Trinity Bellwoods has been the site of many recent cultural events, including an anarchist bookfair, live theatre, performance art, and informal summer drumming circles. The recent explosion of art galleries a few blocks west of the park on Queen Street will likely only encourage this welcome trend.

In June 2007 a weekly farmers market opened in the northwest corner of the park, at Shaw and Dundas. The market runs from 3 to 7 p.m. every Tuesday from June to October, rain or shine.

The largest annual cultural event in the park is Portugal Day, organized by the local residents and businesses of Portugal Village and the Portuguese community of Toronto.

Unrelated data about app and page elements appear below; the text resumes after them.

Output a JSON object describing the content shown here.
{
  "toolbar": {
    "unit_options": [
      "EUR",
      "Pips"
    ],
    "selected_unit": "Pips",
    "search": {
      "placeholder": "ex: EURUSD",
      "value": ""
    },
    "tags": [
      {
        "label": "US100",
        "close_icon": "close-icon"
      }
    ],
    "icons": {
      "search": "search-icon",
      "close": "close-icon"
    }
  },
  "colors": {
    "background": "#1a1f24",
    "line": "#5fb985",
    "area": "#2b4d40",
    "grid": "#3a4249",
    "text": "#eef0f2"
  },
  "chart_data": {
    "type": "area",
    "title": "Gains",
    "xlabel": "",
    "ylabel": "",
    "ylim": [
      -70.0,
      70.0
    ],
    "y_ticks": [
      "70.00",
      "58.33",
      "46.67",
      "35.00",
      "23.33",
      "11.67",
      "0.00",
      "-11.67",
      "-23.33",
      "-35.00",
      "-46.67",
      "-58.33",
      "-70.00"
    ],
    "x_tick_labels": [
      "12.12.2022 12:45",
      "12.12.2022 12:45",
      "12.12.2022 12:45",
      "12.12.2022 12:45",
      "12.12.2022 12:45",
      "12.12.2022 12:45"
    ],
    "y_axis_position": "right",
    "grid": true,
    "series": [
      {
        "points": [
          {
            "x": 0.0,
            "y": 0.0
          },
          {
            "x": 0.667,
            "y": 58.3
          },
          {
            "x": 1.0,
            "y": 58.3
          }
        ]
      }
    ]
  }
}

In the northwest corner of the park there is a small reminder of the diverse Latin American character of other nearby neighbourhoods: a bust of Simón Bolívar which was donated to the city.

The alleys and laneways which surround Trinity Bellwoods park have become an impromptu art gallery open to the public for one weekend in August for the past four years: Alley Jaunt.

The park is the site for an annual art sale in September as part of the Queen West Art Crawl.

And it is also home to section 3 of the Nuit Blanche art festival.

It was originally chosen as the site of the G20 protests on June 26–27, 2010, but Toronto Police announced that they would use the area north of Queen's Park instead after local residents opposed the use of Trinity Bellwoods Park as a protest site.[3]

See also

  • 2010 G-20 Toronto summit
  • Crawford Street Bridge

References in culture

  • Treble Charger wrote a song called Trinity Bellwoods, which was on their debut album NC17.
  • The 1998 film Dog Park was shot there.

External links